The first contact a possible donor or member has with your organisation is critical. The experience can determine if the relationship will be brief or a long and mutually satisfying one. There is no point in putting a lot of hard work in getting noticed only to sabotage your efforts when the people call in to offer help. Here are a few points to consider converting the attention into tangible rewards.
When people call they want to get through and talk to someone, not ring out or talk to an answering machine. Make sure that the phones are adequately manned so that no call will go unanswered. Try to copy the commercial organisations in that they try to have all calls answered by the third ring. Of course the reality is that not all organisations have the people power nor resources to achieve this end, however the closer you get to meeting this goal the better your rewards will be.
By having all staff adequately trained means you won't have donors hanging up in frustration after being passed about from person to person like unwanted pet. Train all staff in the skill of answering an inquiry. Answering the phone is a skill. This skill needs to be supported by all staff be fully aware of the organisation. Who does what, where they do it and why they do it.
Before a first contact call is ended the member should have recorded the following information:
Small organisations should have a specific donations line and contact person. This information should be made prominent in all relevant promotions, with the times that the phone will be attended. Once you state the hours will be attended then make sure that this is the case.
Another common failing is that there is no follow up. If a caller requests more information or a promise to call back is made than make sure that these promises are kept and kept in a timely fashion. If you post material only one day a week make sure to inform the caller of this fact, so they do not get the impression that you organisation is slack or slow to react. A sure way to lose faith by a caller is not to follow up.
If the request is in regards to a donation, consider including an addressed return envelope, pre stamped if you can afford to do so. Other items you may want to include are:
A follow up call a week or two later to ensure that the caller has received the appropriate action is always a good idea. This is a fail-safe function and a good way to monitor the effectiveness of your staff and training. It also send a strong message to the caller that they are valued.

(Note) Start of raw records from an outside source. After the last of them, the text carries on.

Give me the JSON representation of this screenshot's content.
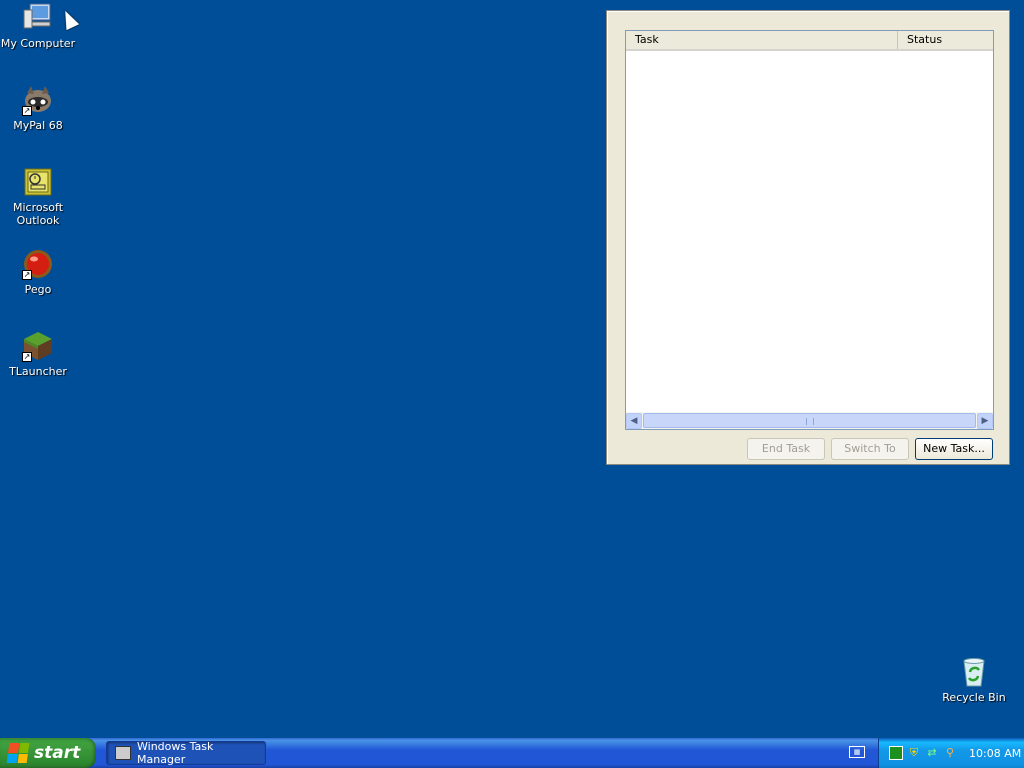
{
  "desktop": {
    "icons": [
      {
        "label": "My Computer",
        "icon": "my-computer-icon"
      },
      {
        "label": "MyPal 68",
        "icon": "raccoon-icon"
      },
      {
        "label": "Microsoft Outlook",
        "icon": "outlook-icon"
      },
      {
        "label": "Pego",
        "icon": "red-orb-icon"
      },
      {
        "label": "TLauncher",
        "icon": "grass-block-icon"
      },
      {
        "label": "Recycle Bin",
        "icon": "recycle-bin-icon"
      }
    ]
  },
  "task_manager": {
    "columns": {
      "task": "Task",
      "status": "Status"
    },
    "buttons": {
      "end_task": "End Task",
      "switch_to": "Switch To",
      "new_task": "New Task..."
    }
  },
  "taskbar": {
    "start_label": "start",
    "window_button": "Windows Task Manager",
    "clock": "10:08 AM"
  },
  "colors": {
    "desktop_bg": "#004e98",
    "taskbar_blue": "#2157d7",
    "start_green": "#3f9f3f"
  }
}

A well thought out and implemented strategy of answering inquiries will be
well worth the return of the efforts. The failure to have such a plan can

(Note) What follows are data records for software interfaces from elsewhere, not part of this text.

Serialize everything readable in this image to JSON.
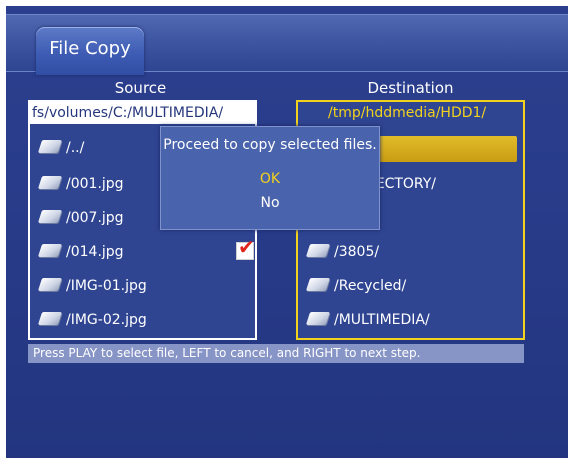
{
  "window": {
    "title": "File Copy"
  },
  "source": {
    "header": "Source",
    "path": "fs/volumes/C:/MULTIMEDIA/",
    "items": [
      {
        "label": "/../",
        "icon": "folder-icon"
      },
      {
        "label": "/001.jpg",
        "icon": "file-icon"
      },
      {
        "label": "/007.jpg",
        "icon": "file-icon"
      },
      {
        "label": "/014.jpg",
        "icon": "file-icon",
        "checked": true
      },
      {
        "label": "/IMG-01.jpg",
        "icon": "file-icon"
      },
      {
        "label": "/IMG-02.jpg",
        "icon": "file-icon"
      }
    ]
  },
  "destination": {
    "header": "Destination",
    "path": "/tmp/hddmedia/HDD1/",
    "items": [
      {
        "label": "",
        "selected": true
      },
      {
        "label": "RECTORY/"
      },
      {
        "label": ""
      },
      {
        "label": "/3805/",
        "icon": "folder-icon"
      },
      {
        "label": "/Recycled/",
        "icon": "folder-icon"
      },
      {
        "label": "/MULTIMEDIA/",
        "icon": "folder-icon"
      }
    ]
  },
  "hint": "Press PLAY to select file, LEFT to cancel, and RIGHT to next step.",
  "dialog": {
    "message": "Proceed to copy selected files.",
    "ok_label": "OK",
    "no_label": "No"
  },
  "colors": {
    "background": "#283c8b",
    "accent_yellow": "#f2d21c",
    "checkmark_red": "#e0261c"
  }
}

be very costly and undermine all the hard work already invested.
About the Author:
Doug Nash lives in Logan City in Queensland, Australia. He has graciously consented to share a fundraising idea with us every month. Although many of the ideas aren't new, each of them has a unique flair that comes from being developed and refined half a world away from ours.